### WORK ORDER
Using the listing below, copy every line that mentions "color".

### DATA FOR THE TASK
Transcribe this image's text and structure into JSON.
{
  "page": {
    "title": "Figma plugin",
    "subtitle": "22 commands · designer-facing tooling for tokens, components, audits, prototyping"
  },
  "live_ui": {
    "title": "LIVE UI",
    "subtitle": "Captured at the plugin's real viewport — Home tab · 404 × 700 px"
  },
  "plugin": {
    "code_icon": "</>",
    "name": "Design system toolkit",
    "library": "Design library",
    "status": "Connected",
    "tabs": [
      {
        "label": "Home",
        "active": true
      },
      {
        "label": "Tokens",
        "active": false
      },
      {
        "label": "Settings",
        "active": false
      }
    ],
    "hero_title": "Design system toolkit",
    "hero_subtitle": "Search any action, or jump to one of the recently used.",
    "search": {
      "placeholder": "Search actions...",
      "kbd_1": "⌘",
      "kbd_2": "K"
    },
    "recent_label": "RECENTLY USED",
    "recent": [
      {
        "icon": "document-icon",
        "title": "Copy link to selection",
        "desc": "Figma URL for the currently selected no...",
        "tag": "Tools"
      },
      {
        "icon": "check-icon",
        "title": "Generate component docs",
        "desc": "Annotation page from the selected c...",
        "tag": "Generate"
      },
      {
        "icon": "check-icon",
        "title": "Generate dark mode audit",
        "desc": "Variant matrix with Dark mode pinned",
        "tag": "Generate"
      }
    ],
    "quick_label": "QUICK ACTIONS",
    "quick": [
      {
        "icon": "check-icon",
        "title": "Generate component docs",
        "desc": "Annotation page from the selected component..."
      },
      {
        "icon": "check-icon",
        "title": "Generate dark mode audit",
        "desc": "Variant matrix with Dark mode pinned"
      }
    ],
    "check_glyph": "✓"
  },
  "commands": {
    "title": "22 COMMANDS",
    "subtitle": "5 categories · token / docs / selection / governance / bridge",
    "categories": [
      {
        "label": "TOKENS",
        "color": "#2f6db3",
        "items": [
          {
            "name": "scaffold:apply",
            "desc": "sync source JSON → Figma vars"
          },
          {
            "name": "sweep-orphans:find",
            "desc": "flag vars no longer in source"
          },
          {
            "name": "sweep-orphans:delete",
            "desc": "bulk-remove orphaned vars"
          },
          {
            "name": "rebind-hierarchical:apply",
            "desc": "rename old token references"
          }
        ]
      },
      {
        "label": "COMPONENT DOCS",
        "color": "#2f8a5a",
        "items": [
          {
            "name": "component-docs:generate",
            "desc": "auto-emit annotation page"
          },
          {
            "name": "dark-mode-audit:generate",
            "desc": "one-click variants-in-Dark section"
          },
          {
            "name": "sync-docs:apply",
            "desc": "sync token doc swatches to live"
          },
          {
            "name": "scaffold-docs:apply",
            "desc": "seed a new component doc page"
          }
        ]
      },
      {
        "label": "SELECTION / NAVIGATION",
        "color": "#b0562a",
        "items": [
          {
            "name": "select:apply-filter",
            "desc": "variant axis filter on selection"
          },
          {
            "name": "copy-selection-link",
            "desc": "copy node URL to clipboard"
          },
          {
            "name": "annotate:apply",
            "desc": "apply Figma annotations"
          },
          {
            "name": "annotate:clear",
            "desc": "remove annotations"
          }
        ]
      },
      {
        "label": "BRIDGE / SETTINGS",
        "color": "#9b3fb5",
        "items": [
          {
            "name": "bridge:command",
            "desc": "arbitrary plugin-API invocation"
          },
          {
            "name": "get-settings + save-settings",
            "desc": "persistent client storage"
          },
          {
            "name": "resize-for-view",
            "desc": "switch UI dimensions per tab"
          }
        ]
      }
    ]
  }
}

### WRITTEN RESPONSE
        "color": "#2f6db3",
        "color": "#2f8a5a",
        "color": "#b0562a",
        "color": "#9b3fb5",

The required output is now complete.